At least: the often unworthy game of the past with leasing contracts is finally over since January 1, 2019. Until before it was possible to choose with a few contractual tricks if companies would like the financial commitment (and asset) to be ‘On’, i.e. on the balance sheet – so called finance lease – or ‘Off’, i.e. outside of the balance sheet – so called Operating Lease. You can guess which path companies which were rather interested in lower financial liabilities and hence a higher creditworthiness followed? Right, the operating lease! But that’s history. Leasing contracts are now coming all (with very few exceptions) onto the balance sheet, and this is definitely a reasonable development (but there are still some Topics worth being discussed in this context, see our blog posts on IFRS 16 HERE, HERE and HERE).

And accordingly we can find several more examples like the ones cited above. But to avoid a misunderstanding: Accounting limits of recognition are quite reasonable in most cases. Standard setters simply don’t want to permit too much discretion or subjective assessment. That’s financial accounting. For good reasons there will probably never be an ideal accounting system in practice. And we must accept this. Yet, there are two major BUTs:

BUT (1): as a financial analyst you surely want to know which probability measure is the basis of (non-) recognition (On/Twilight/Off) in order to transpose it properly into your own appropriate cash flow forecast. But to correctly spot this probability measure is anything but easy in many cases.

But (2): IFRS’s development in past years shows quite some characteristic of patchwork. The lines of how to apply certain probability measures when valuing assets and liabilities aren’t getting any clearer over time. I definitely have a little bit of an understanding for some of the nostalgic financial analysts who still have a faible for some of the good old national accounting systems (such as e.g. German GAAP, i.e. following the Handelsgesetzbuch HGB). There the perspective was far away from any forward-looking-approach und hence expected values in most cases, but the line was at least essentially more consistent. Analysts knew better what sort of information they got delivered from the reporting.

For the analyst this old-accounting setting meant: reading the notes, adjusting the probabilities which stand behind the On-balance and Off-balance disclosures for own purposes, and eventually set up an own synthetic balance sheet (a balance sheet which follows the valuation-relevant criteria and not according to the GAAP). When doing business valuations this synthetic balance sheet path is definitely a reasonable way – because here nobody has to adhere to the tight corset of financial reporting.
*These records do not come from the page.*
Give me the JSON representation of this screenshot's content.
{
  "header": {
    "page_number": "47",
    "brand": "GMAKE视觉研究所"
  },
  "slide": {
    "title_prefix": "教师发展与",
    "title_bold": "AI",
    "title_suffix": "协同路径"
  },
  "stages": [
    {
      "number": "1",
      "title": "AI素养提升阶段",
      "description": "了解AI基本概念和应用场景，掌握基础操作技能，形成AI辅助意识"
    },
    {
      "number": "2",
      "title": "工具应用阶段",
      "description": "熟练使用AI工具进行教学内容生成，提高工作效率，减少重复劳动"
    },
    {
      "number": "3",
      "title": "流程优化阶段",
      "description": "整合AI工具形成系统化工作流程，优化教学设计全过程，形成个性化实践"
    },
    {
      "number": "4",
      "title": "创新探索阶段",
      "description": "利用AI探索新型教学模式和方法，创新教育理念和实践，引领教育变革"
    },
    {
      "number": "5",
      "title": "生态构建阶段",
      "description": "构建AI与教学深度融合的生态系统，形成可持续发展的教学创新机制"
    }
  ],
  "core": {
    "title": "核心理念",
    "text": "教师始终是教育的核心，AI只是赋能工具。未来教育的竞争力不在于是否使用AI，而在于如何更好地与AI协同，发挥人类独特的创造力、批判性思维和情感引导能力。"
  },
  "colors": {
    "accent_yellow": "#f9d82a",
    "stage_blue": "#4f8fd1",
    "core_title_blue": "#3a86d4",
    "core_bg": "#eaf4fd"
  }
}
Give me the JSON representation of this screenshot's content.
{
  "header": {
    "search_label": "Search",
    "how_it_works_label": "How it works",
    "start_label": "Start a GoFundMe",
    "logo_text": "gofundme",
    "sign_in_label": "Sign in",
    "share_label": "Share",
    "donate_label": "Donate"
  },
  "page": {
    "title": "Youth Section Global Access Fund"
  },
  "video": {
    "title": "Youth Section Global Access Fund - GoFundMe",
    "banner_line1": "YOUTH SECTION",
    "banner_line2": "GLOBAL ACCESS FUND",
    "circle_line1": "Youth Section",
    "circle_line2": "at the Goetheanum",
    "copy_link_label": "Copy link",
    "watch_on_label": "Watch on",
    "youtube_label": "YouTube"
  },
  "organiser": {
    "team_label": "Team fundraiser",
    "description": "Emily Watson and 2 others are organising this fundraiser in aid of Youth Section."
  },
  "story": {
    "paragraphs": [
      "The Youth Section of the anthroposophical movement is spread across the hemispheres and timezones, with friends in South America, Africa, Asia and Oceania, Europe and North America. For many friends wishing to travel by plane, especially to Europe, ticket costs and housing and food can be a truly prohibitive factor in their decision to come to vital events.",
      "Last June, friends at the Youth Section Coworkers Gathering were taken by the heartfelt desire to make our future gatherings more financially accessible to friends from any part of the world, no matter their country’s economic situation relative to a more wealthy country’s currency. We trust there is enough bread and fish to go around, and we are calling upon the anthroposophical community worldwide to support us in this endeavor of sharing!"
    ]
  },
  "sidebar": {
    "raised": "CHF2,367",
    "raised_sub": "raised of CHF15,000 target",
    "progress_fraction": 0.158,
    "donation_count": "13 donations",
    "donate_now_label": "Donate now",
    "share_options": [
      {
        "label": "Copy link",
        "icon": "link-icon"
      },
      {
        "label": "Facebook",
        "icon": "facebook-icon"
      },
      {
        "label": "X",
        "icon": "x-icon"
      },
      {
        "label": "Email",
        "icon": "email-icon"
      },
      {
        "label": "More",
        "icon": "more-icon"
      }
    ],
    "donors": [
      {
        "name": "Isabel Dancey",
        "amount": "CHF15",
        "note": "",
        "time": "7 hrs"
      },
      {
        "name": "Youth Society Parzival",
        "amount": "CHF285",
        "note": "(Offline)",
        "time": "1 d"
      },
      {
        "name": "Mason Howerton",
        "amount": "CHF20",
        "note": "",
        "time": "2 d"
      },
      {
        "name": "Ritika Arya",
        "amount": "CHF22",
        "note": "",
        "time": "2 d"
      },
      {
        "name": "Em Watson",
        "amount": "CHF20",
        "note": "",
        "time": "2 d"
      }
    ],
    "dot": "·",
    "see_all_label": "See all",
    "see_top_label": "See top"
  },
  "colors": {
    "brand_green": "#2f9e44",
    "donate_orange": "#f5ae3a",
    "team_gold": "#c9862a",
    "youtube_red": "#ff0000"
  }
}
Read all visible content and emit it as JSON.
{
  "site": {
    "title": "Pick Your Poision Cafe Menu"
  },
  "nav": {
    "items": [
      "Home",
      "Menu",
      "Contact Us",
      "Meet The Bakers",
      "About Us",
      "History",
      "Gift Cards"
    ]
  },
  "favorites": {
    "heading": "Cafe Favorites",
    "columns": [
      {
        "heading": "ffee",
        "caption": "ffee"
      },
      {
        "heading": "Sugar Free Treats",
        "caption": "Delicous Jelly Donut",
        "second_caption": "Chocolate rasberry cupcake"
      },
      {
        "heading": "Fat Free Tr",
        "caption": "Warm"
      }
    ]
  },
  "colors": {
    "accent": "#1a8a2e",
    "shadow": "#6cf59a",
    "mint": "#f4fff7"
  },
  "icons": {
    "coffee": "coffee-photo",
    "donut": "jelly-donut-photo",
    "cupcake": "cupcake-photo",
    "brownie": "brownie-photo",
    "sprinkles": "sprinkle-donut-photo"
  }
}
But times cannot be turned back. And hence, we have to live with what IFRS and US-GAAP deliver. So, keeping an eye on what realization probability is really behind each and every single position on the balance sheet (and of off-balance positions) is today more relevant than ever before. In particular for the big positions.